Getting out of town
Lawrence artist Sally Piller is taking matters into her own hands. When the Olive closes at the end of February, she and her husband, Lynn, will move their business, Richard's Music Co., into the Eighth Street space. That will free up the current Richard's location, 716 1/2 Mass., for Sally to start a new gallery.
Set to open in May, 6 Gallery already has confirmation from more than 30 local artists eager to show their work in the space, which will host group shows unified by a theme, such as "Thresholds" or "Delicious."
Big names like Roger Shimomura, Louis Copt and Lisa Grossman will be part of the gallery's slate, and Piller will focus hard on moving their art.
"The thing that people forget is that Lawrence has an embarrassment of riches when it comes to artists that are here," she says. "A lot of them have not been showing that much here in town. They show out of town."
Which is the only realistic way to make a living as an artist, says Kendra Herring, who delivered the inaugural SEED lecture on Thursday.
"I've never depended on Lawrence," she says. "I depend on Lawrence for support in a different way - creatively - but not monetarily."
Herring has an exhibition in Iowa this winter. Similarly, Louis Copt shows paintings in Kansas City, Manhattan, Wichita and elsewhere. He was represented by Fields until it closed. Now he and photographer Dan Coburn are selling work temporarily at Pachamama's, despite some of his friends' opposition to exhibiting art in restaurants.
"Until something else comes along, I have to do something," he says. "Artists, we can't survive unless we get our work shown. I've already sold two paintings there. I consider that a success."
Other success stories have played out at the Spencer Museum, where Kansas University student and faculty artists have become a regular part of the mix since Saralyn Reece Hardy took her post in March 2005. Rather than just mounting shows by faculty - although that has happened, too - the museum has been collaborating with them on creative projects. Like when Luke Jordan and Earl Iversen put together a multimedia exhibit about Lawrence workers last summer, and when Pok Chi Lau and May Tveit hung photos taken by KU students who accompanied the two design professors on a trip to China.
"It's not a cadre of faculty people that we're showing their work; it's inviting them to do something new and interesting, to set out a challenge they may not have had before," Hardy says. "For us, it just breathes new life into our work. It also allows the community to see what collections of the past and creative artists of the present share in common."

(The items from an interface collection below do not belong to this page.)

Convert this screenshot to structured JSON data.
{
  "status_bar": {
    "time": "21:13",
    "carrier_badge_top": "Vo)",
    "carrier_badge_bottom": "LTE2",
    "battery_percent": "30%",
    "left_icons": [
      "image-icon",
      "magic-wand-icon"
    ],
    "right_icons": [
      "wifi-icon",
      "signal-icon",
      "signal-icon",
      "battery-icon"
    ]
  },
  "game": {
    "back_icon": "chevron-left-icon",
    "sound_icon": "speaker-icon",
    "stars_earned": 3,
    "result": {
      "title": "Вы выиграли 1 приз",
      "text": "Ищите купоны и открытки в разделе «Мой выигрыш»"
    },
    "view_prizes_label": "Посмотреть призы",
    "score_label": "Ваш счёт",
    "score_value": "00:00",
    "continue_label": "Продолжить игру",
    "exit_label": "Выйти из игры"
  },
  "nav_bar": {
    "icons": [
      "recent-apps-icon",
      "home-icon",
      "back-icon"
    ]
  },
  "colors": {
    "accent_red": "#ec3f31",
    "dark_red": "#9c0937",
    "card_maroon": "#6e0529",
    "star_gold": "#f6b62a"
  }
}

Hardy, who came to the Spencer from the Salina Art Center, where she gained a reputation for attracting innovative, contemporary artists to the Midwest, says Lawrence could benefit from looking at other models for a thriving arts scene - like the Crossroads Arts District in Kansas City or the Bemis Center for Contemporary Arts in Omaha, Neb.
"But I don't think you ever build from them," Hardy says. "I think the solutions and problem-solving that work are when it's really tailor-made, that Lawrence really looks deeply at what its strengths are."

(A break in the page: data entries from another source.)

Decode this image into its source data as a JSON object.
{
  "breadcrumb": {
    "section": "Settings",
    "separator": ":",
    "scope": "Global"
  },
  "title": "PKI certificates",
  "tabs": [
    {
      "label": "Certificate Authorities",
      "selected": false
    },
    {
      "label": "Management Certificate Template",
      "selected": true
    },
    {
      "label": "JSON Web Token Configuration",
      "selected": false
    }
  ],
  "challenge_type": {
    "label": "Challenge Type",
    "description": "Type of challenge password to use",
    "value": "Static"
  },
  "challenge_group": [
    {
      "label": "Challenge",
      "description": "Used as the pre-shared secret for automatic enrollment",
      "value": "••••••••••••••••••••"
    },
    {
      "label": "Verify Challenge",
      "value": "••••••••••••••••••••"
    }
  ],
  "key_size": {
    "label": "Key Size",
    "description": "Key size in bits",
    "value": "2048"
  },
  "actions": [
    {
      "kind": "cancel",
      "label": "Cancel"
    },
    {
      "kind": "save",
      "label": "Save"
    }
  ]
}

Dave Loewenstein agrees, surmising that Lawrence will never have anything quite like the Crossroads. But, he says, it can't hurt for officials with the city and the Chamber of Commerce to see the boom that evolved there - funky restaurants, up-and-coming firms, loft housing - which all started because of art.
"There are direct economic impacts to a thriving visual arts scene, and it brings in some of the same crowds that they have there, but it also will bring in some other folks who will have an impact," artist Dave Loewenstein says.
"I would be a lot more skeptical if we didn't have such fantastic artists. But we've got the raw material. We've got fabulous artists from all sorts of disciplines and working in all sorts of mediums right here. So there's no reason why we can't make this happen."